Apex Mountain Resort. Known for its intimate ambience and soft powder snow, Apex Mountain Resort is a lesser known ski gem offering snow-bunnies 68 trails, 4 lifts, a vertical drop of 2,000 feet, and a peak elevation of 7,197 feet. Located 33 km (21 miles) west of Penticton, the resort has night skiing, a ski school, a terrain park and half pipe for boarders, a snow-tube park, an outdoor ice rink, a skating trail through the forest, snow-shoeing and snowmobile tours. Accommodation options near the mountain include a couple of inns, plus condos and townhouses. Apex Mountain Rd., off Green Mountain Rd., Penticton, 250/292–8222; 877/777–2739; www.apexresort.com. One-day lift ticket C$66; Nordic pass C$18; snow tube park C$15.

Skiing

Apex Mountain Resort. Known for its intimate ambience and soft powder snow, Apex Mountain Resort is a lesser known ski gem offering snow-bunnies 68 trails, 4 lifts, a vertical drop of 2,000 feet, and a peak elevation of 7,197 feet. Located 33 km (21 miles) west of Penticton, the resort has night skiing, a ski school, a terrain park and half pipe for boarders, a snow-tube park, an outdoor ice rink, a skating trail through the forest, snow-shoeing and snowmobile tours.
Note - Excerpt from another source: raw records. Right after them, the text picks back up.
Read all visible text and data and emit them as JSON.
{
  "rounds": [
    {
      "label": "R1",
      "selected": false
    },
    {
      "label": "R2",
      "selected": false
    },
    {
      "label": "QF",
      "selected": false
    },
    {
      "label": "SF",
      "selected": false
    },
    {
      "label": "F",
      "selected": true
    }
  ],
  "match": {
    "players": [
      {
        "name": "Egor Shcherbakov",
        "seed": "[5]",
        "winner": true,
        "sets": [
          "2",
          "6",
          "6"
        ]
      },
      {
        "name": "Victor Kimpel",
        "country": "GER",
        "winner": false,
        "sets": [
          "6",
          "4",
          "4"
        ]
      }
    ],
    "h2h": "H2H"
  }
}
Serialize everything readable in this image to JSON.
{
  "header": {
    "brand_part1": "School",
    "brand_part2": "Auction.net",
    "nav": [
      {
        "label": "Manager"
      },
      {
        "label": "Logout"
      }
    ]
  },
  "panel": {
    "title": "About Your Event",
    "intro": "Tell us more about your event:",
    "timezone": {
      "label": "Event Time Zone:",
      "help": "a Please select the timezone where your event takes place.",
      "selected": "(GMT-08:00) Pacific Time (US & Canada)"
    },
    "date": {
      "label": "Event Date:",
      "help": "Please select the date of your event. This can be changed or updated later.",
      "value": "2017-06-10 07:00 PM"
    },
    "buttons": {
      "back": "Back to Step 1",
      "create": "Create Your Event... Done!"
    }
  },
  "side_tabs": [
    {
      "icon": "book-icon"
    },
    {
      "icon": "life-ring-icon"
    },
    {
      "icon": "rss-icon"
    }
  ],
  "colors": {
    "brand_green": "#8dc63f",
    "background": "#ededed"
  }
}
Accommodation options near the mountain include a couple of inns, plus condos and townhouses. Apex Mountain Rd., off Green Mountain Rd., Penticton, 250/292–8222; 877/777–2739; www.apexresort.com. One-day lift ticket C$66; Nordic pass C$18; snow tube park C$15.